The Balloon Trolley Trip route (supposedly in the shape of a balloon) was widely promoted by the tireless C.M. Pierce; its ephemera boasted, “Southern California is unequalled and unrivalled in all lands, as its admirers everywhere bear witness…Los Angeles, the metropolis of this Southern Empire is the Mecca to which all tourists go…”

At its peak the balloon excursion filled an astounding 18 carloads in one day. When the Pacific Electric merger took place in 1911, Pierce left the organization, but the Balloon Route continued to be a winner.

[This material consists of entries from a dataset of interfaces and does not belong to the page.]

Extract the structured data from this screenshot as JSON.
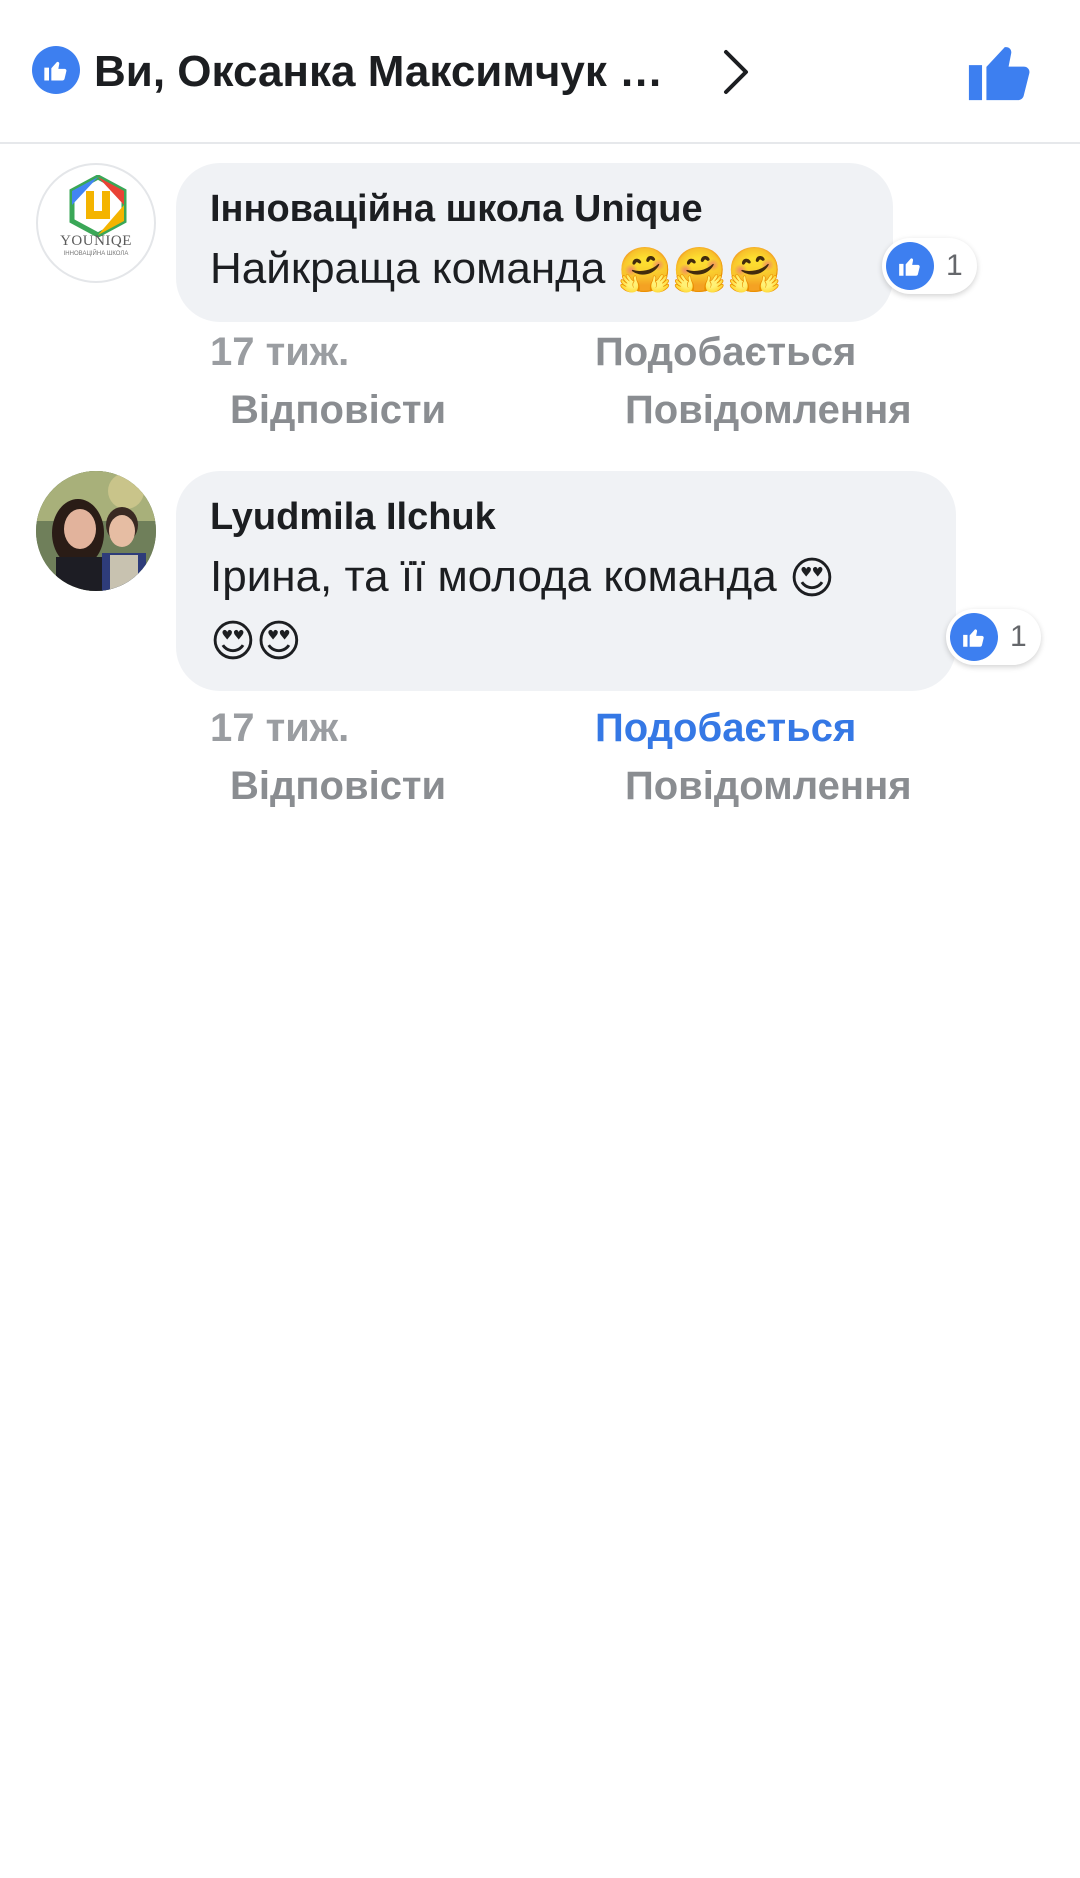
{
  "header": {
    "title": "Ви, Оксанка Максимчук …",
    "accent_color": "#3d7ff0",
    "icons": [
      "like-badge-icon",
      "chevron-right-icon",
      "thumbs-up-icon"
    ]
  },
  "comments": [
    {
      "author": "Інноваційна школа Unique",
      "avatar_logo_text": "YOUNIQE",
      "avatar_logo_sub": "ІННОВАЦІЙНА ШКОЛА",
      "text": "Найкраща команда",
      "emoji": [
        "🤗",
        "🤗",
        "🤗"
      ],
      "reaction_count": "1",
      "time": "17 тиж.",
      "like_label": "Подобається",
      "liked": false,
      "reply_label": "Відповісти",
      "message_label": "Повідомлення"
    },
    {
      "author": "Lyudmila Ilchuk",
      "text": "Ірина, та її молода команда",
      "emoji_line1": [
        "😍"
      ],
      "emoji_line2": [
        "😍",
        "😍"
      ],
      "reaction_count": "1",
      "time": "17 тиж.",
      "like_label": "Подобається",
      "liked": true,
      "reply_label": "Відповісти",
      "message_label": "Повідомлення"
    }
  ]
}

Tours started at 9:40 a.m. daily at 316 W. Fourth Street and then heading through historic downtown out to the marvelous gardens and studio of artist Paul DeLongpre in Hollywood and on to the Old Soldiers Home in West Los Angeles (still treating soldiers of the Union Army), the Long Wharf in Santa Monica, the Camera Obscura nearby, the Playa Del Rey Pavilion for a fish dinner, enchanting Moonstone Beach in Redondo, and Venice to see the canals before passing through Palms while rolling back home by 5 pm. D.W. “Dave” Pontius eventually became president of the Pacific Electric Railroad Company but he is possibly best known as the skilled cartographer who created a map that still hangs on walls across Los Angeles.

Above: Map of the Pacific Electric Trolley Trips, D.W. Pontius, 1912

Los Angeles Public Library map librarian Glen Creason shares a map from the Central Library’s collection at CityThink each week.